I’m weighing APS-C cameas … A6000 and the 7D2 … quite different, including price, thus a dilemma. Any thoughts? Choice?
Similar to HF’s question:
I’m looking at the Olympus OM-D5-II and the Fuji X-T1, but the Sony 6000 is there in the background as a somewhat cheaper alternative. It looks more plasticky, and the focus got horribly confused in the shop (as the X-T1 but not the Olympus), but it does seem from what is said to be a really good and compact camera body. One of my requirements is “takes less room in the bag than my DSLR”.
I tend to shoot in available light, so have ended up using fast primes to push the performance of my Nikon D90 to the level required. But a big problem I’ve had with the D90 is the whole “Focus, Compose, Shoot” process and I hope that any replacement camera can help here. Again the OM-D1 seems good as I’ve used it, the Sony good on paper, and all I’ve experienced of the Fuji is that it didn’t perform so well in the shop.
I do like the ergonomics of the Fuji. I feel the Olympus will take some getting used to.

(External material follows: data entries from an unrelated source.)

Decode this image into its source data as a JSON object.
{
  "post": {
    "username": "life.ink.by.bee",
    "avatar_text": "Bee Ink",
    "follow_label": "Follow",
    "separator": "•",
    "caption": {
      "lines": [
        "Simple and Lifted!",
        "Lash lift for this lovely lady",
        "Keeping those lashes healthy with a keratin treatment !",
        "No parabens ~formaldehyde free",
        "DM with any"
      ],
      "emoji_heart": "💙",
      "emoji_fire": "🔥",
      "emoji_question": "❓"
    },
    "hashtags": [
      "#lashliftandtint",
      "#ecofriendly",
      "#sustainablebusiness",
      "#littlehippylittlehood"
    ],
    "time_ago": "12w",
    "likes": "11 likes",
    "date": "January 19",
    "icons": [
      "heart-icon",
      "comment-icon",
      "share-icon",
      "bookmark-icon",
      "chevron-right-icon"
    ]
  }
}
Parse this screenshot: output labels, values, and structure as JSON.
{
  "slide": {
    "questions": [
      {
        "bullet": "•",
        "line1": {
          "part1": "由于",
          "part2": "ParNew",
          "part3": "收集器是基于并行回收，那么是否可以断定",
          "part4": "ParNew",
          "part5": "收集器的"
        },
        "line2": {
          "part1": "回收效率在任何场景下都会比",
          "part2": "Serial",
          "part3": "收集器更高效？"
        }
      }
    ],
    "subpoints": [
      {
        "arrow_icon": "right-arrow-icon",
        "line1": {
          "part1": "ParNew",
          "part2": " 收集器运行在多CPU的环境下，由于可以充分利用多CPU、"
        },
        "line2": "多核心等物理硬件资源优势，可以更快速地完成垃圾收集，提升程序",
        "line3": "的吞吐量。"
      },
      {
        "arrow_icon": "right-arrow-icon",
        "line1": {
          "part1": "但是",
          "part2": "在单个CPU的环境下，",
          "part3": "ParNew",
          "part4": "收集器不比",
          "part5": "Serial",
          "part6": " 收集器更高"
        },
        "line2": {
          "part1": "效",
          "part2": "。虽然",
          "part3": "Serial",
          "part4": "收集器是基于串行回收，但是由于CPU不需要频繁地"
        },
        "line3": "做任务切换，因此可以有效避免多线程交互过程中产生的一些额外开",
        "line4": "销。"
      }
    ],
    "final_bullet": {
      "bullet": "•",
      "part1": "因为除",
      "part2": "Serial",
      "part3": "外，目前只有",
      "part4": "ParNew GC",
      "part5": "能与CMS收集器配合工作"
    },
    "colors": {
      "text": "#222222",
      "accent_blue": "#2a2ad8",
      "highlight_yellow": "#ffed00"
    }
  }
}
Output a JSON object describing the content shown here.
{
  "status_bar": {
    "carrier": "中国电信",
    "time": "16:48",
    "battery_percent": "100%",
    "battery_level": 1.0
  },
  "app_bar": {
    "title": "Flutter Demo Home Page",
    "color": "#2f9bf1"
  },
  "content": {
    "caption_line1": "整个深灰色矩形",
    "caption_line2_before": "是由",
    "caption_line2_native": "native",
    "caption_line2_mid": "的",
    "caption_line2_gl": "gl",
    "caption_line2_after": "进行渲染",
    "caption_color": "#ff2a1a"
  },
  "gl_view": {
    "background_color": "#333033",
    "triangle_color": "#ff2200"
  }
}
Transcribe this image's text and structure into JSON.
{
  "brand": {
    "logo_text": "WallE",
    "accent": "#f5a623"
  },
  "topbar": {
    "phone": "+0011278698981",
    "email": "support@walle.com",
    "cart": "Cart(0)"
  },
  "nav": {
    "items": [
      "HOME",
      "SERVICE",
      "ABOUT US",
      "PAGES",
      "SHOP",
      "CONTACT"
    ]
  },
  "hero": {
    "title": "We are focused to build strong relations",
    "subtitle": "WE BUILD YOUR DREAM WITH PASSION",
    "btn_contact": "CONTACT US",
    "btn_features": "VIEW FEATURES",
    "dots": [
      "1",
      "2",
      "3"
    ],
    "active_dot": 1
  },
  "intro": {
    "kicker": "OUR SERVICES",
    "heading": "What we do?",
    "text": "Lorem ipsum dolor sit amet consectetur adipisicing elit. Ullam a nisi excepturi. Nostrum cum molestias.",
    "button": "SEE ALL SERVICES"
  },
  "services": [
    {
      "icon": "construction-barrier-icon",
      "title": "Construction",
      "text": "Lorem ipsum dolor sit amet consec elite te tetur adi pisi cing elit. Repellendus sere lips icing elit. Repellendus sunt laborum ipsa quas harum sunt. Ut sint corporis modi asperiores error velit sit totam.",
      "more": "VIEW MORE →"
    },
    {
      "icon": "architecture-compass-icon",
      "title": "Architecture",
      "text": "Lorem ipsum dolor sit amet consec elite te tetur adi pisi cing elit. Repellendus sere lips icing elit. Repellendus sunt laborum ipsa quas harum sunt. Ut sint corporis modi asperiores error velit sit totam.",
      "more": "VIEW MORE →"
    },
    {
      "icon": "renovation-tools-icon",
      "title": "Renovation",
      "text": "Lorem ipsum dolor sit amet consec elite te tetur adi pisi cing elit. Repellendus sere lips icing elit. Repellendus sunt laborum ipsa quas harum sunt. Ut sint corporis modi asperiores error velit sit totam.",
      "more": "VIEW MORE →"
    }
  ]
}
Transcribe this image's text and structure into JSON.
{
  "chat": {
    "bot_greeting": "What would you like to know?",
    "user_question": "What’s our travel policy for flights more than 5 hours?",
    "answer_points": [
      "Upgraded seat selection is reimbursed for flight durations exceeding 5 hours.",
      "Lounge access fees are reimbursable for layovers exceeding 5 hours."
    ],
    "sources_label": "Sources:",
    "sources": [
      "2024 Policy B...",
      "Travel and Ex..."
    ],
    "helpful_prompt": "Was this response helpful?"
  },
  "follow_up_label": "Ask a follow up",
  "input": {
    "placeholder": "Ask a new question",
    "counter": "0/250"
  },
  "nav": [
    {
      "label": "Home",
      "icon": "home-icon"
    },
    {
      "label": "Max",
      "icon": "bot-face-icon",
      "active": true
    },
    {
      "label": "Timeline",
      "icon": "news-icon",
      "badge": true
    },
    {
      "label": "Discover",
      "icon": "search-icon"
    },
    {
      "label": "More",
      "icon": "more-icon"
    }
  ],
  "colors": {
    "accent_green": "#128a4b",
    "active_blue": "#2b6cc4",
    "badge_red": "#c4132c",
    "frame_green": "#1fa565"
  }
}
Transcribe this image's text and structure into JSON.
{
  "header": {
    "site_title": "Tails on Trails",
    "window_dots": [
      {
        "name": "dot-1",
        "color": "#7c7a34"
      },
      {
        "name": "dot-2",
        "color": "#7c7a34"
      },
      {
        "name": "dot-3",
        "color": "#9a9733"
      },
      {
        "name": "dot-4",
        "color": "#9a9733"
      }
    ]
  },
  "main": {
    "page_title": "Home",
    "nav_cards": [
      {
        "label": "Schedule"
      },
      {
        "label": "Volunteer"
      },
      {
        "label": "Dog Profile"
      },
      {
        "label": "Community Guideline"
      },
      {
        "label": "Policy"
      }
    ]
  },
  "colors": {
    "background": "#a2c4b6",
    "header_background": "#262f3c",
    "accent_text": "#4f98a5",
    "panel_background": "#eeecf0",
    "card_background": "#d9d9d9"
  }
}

So which one? There’ s a huge price difference between them with the a6000 kit now under £500, and the Olympus and Fuji exceeding £1000.
If the Olympus or Fuji detect multiple faces, can I tell them which one to use? How useful is touch to focus in real life? I guess it means not composing through the viewfinder.
The face detection for Fuji and Olympus is pretty basic, though it works well for both. It’ll try and hit the close eye if possible, and with Olympus you can specify preference for features.
If you want fast primes, the Fuji system is amazing with their fast glass. There are some really good fast lenses for m4/3 as well, though they won’t give you as shallow depth of field if you’re into that. Sony has some very good lenses, but nothing faster than f/1.8.
The a6000 is a really nice camera, though I prefer my X-T1 to it for most things. It’s very subjective, though, and what works for me may not work for another shooter. Perhaps it may be worth renting your top few for a few days at a time with a nice lens and see how they fit you. Sure, it’s not a super cheap outlay to try three systems, but it will probably be worth it to get what works best for you, considering the potential future investment in glass.
Love your reviews. Trying to decide between the A6000 and the GX7. Both can be had for reasonable prices. I’m looking to step up from a Canon G15. I like aspects of both cameras but am having a hard time deciding. I like taking landscape photos and pictures of my 2 1/2 yr old daughter as well as random photos around NYC. Any advice would be appreciated.
It’s really hard to go wrong. The a6000 will have slightly better image quality, but the lens selection for m4/3 is significantly better. If you’re after action shots of your kids, the a6000 will track motion better than the GX7, though the GX7 will be faster in single shot focusing mode.
Which better one is better for landscape? A6000 or XT-10?
Apparently this Sony series has no real Macro option that is worth a discussion.
Seem to be great for portraits and landscapes, but Macro shooters need not apply.
I don’t think that’s a fair assessment. There aren’t a lot of APS-C only lenses for this, but there are definitely some high quality options.
Sony has three lenses that do 1:1 reproduction that are native E-Mount lenses. The decent (but not great) 30mm f/3.5 macro is the worst of the three. The FE 50mm f/2.8 Macro is brand new, reasonably priced and has excellent optics from what I’ve read (I plan on reviewing this lens fairly soon). And finally, the FE 90mm f/2.8 macro (my review here) is absolutely fantastic. Sure, it’ll be big on something like the a6000, but it’ll also give you great working distance and truly outstanding image quality.
Finally, there’s the Zeiss Touit 50mm f/2.8 Macro (which I reviewed here in Fuji X mount), which is a native e-mount lens as well, and made for APS-C. This lens is fantastic optically, though it costs a fair bit.
And, if you’re OK with manual focus, you can adapt many wonderful manual focus macro lenses in a wide variety of mounts.
Do you know the base ISO for the A6000? My RX-100 is 125 but I think for the A6000 it might be 200. Thanks